Stones 0f Wonder - orientated standing stones, alignments and cairns in Scotland

Rothiemay, Strath Isla

Rothiemay - a description of the recumbent stone circle at Rothiemay, Strath Isla and its astronomical significance.

Books to Buy


Stones of Wonder
QUICK LINKS ...

HOME PAGE



INTRODUCTION

WATCHING THE SUN, MOON AND STARS

THE MONUMENTS

THE PEOPLE AND THE SKY


BACKGROUND

ARCHAEOASTRONOMY

USING THE SITE DESCRIPTION PAGES

VISITING THE SITES

THE LEY LINE MYSTERY


THE SITES

ARGYLL AND ARRAN

MID AND SOUTH SCOTLAND

NORTH AND NORTH-EAST SCOTLAND

WESTERN ISLES AND MULL


Data

DATES OF EQUINOXES AND SOLSTICES, 1997 to 2030 AD

DATES OF MIDSUMMER AND MIDWINTER FULL MOONS, 1997 to 2030 AD


POSTSCRIPT

Individual Site References

Bibliography

Links to other relevant pages


Contact me at : rpollock456@gmail.com



Recumbent Stone Circle NJ551488*

How to find : This recumbent stone circle is about 0.5km from Milltown of Rothiemay.
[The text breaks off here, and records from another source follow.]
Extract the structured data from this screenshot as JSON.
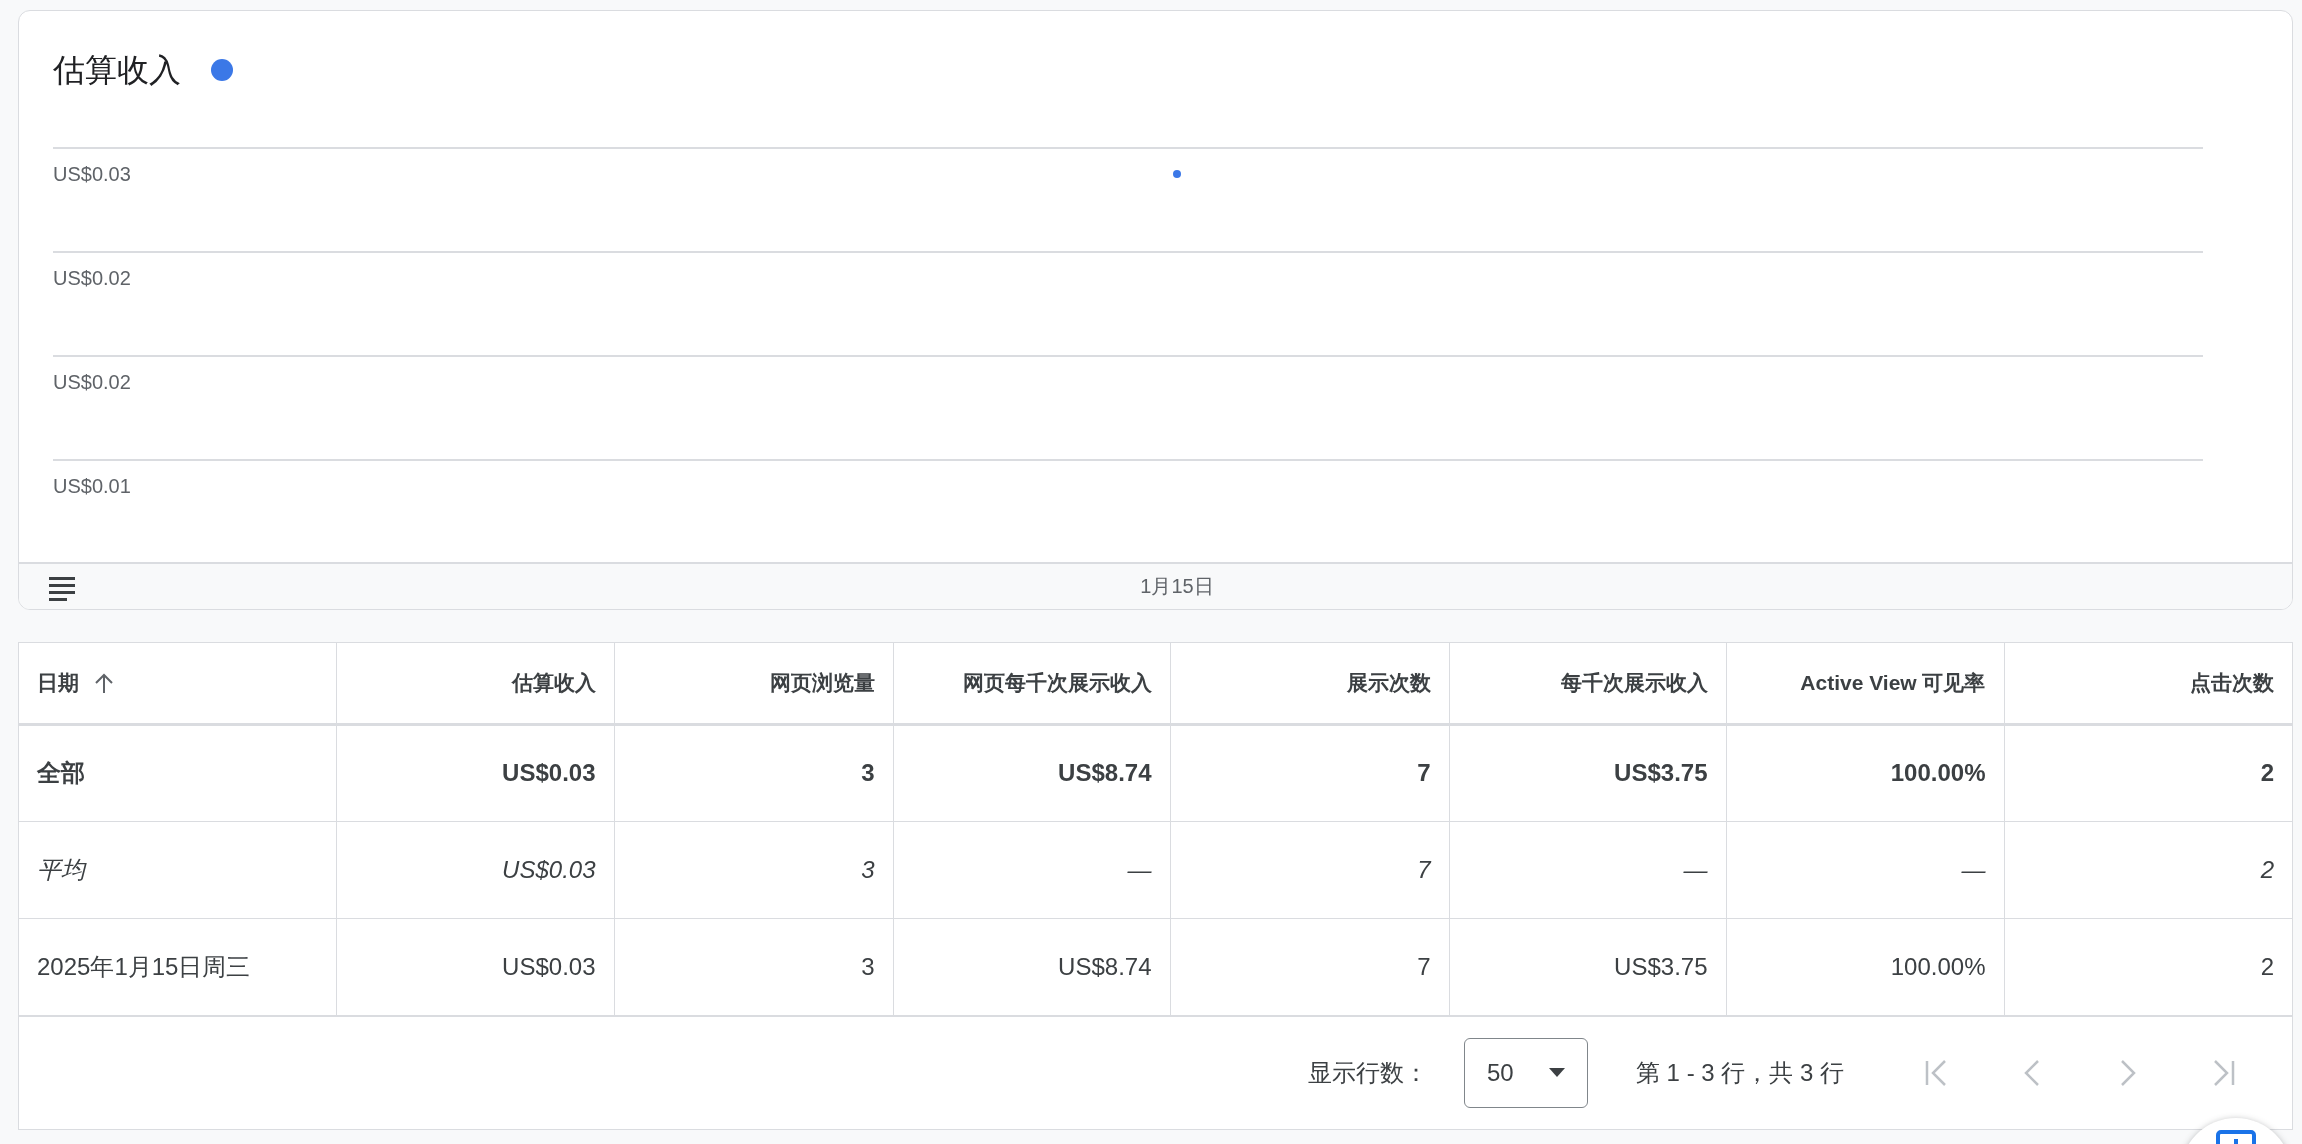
{
  "chart_card": {
    "title": "估算收入",
    "y_axis_labels": [
      "US$0.03",
      "US$0.02",
      "US$0.02",
      "US$0.01"
    ],
    "x_axis_labels": [
      "1月15日"
    ]
  },
  "table": {
    "columns": [
      {
        "label": "日期",
        "sorted": true
      },
      {
        "label": "估算收入",
        "sorted": false
      },
      {
        "label": "网页浏览量",
        "sorted": false
      },
      {
        "label": "网页每千次展示收入",
        "sorted": false
      },
      {
        "label": "展示次数",
        "sorted": false
      },
      {
        "label": "每千次展示收入",
        "sorted": false
      },
      {
        "label": "Active View 可见率",
        "sorted": false
      },
      {
        "label": "点击次数",
        "sorted": false
      }
    ],
    "rows": [
      {
        "kind": "total",
        "cells": [
          "全部",
          "US$0.03",
          "3",
          "US$8.74",
          "7",
          "US$3.75",
          "100.00%",
          "2"
        ]
      },
      {
        "kind": "average",
        "cells": [
          "平均",
          "US$0.03",
          "3",
          "—",
          "7",
          "—",
          "—",
          "2"
        ]
      },
      {
        "kind": "data",
        "cells": [
          "2025年1月15日周三",
          "US$0.03",
          "3",
          "US$8.74",
          "7",
          "US$3.75",
          "100.00%",
          "2"
        ]
      }
    ]
  },
  "pagination": {
    "rows_per_page_label": "显示行数：",
    "rows_per_page": "50",
    "range": "第 1 - 3 行，共 3 行",
    "buttons": [
      {
        "kind": "first",
        "disabled": true
      },
      {
        "kind": "previous",
        "disabled": true
      },
      {
        "kind": "next",
        "disabled": true
      },
      {
        "kind": "last",
        "disabled": true
      }
    ]
  }
}
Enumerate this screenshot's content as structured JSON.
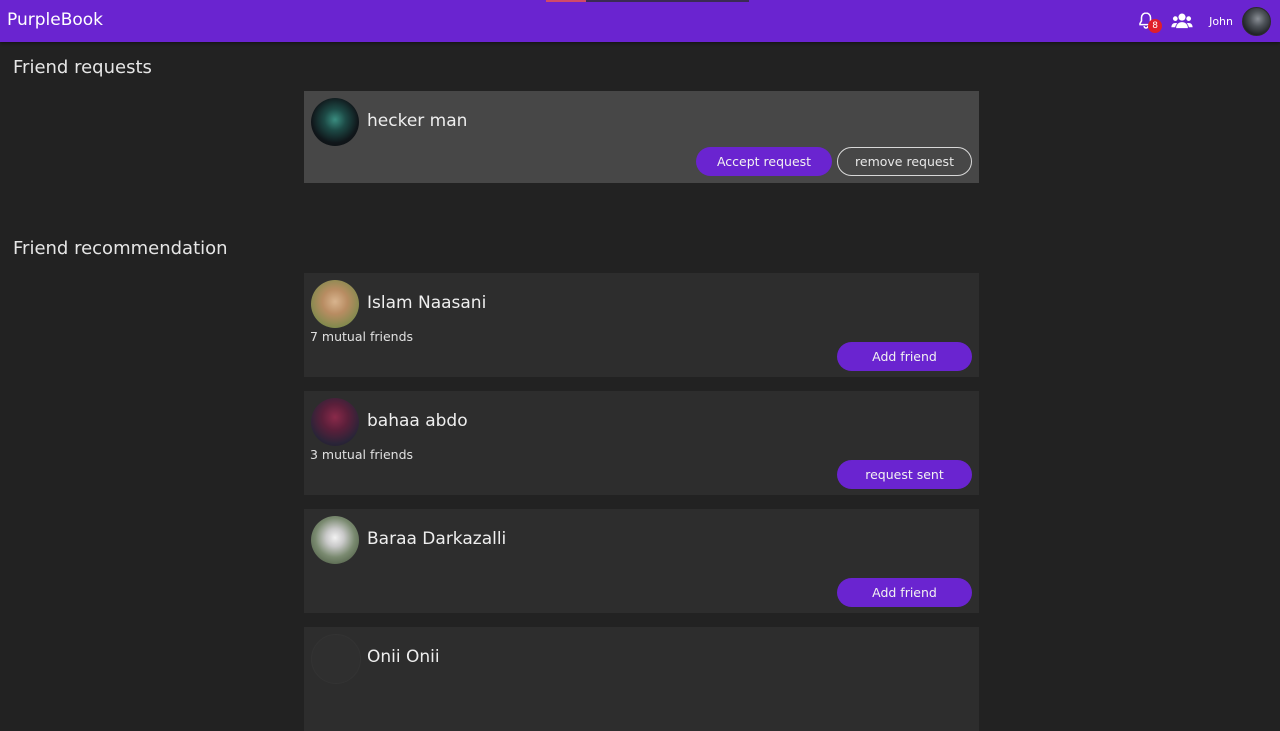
{
  "app": {
    "brand": "PurpleBook",
    "notification_count": "8",
    "username": "John"
  },
  "friend_requests": {
    "heading": "Friend requests",
    "items": [
      {
        "name": "hecker man",
        "accept_label": "Accept request",
        "remove_label": "remove request"
      }
    ]
  },
  "recommendations": {
    "heading": "Friend recommendation",
    "items": [
      {
        "name": "Islam Naasani",
        "mutual": "7 mutual friends",
        "action": "Add friend"
      },
      {
        "name": "bahaa abdo",
        "mutual": "3 mutual friends",
        "action": "request sent"
      },
      {
        "name": "Baraa Darkazalli",
        "mutual": "",
        "action": "Add friend"
      },
      {
        "name": "Onii Onii",
        "mutual": "",
        "action": ""
      }
    ]
  },
  "colors": {
    "brand_purple": "#6a24d0",
    "page_bg": "#222222",
    "request_card_bg": "#474747",
    "rec_card_bg": "#2d2d2d",
    "badge_red": "#e01e2a"
  }
}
Take the B9117 going east. Look for a gate on the right, from where the stone circle is visible in the field. The site is also referred to as 'Millton'.

Rothiemay recumbent stone circle

Best time of year to visit : Lunar major standstill.

This is a ruined but still recognisable recumbent stone circle, about 28 metres in diameter. The site is in a flat field, and all of the interior ring cairn material has been removed. The massive recumbent stone and a few of the other substantial stones of the circle remain in position.

A visitor will notice immediately the extensive cupmarking on the inner side of the recumbent, which is the most highly decorated of all the recumbent stones. Altogether there are 119 cupmarks on this stone, some of which also have rings around them.

From about the centre of the ring the recumbent stone covers a band of horizon 17° wide, from 197°.9 to 215°.7. A horizon of about one degree in height behind the recumbent gives a declination range from -30°.2 to -25°.3. This means that the southern full moon at the major standstill would set over the stone, on its left side.

It has been suggested that the cupmarks on the stone are a record of each full moon from the major standstill to the minor standstill1. This would have been over a period of 9.3 years and have covered about 115 lunations, which is a fairly good match with the number of cup marks the recumbent stone shows.



Return to North and North-east Scotland index

Return to Stones of Wonder opening page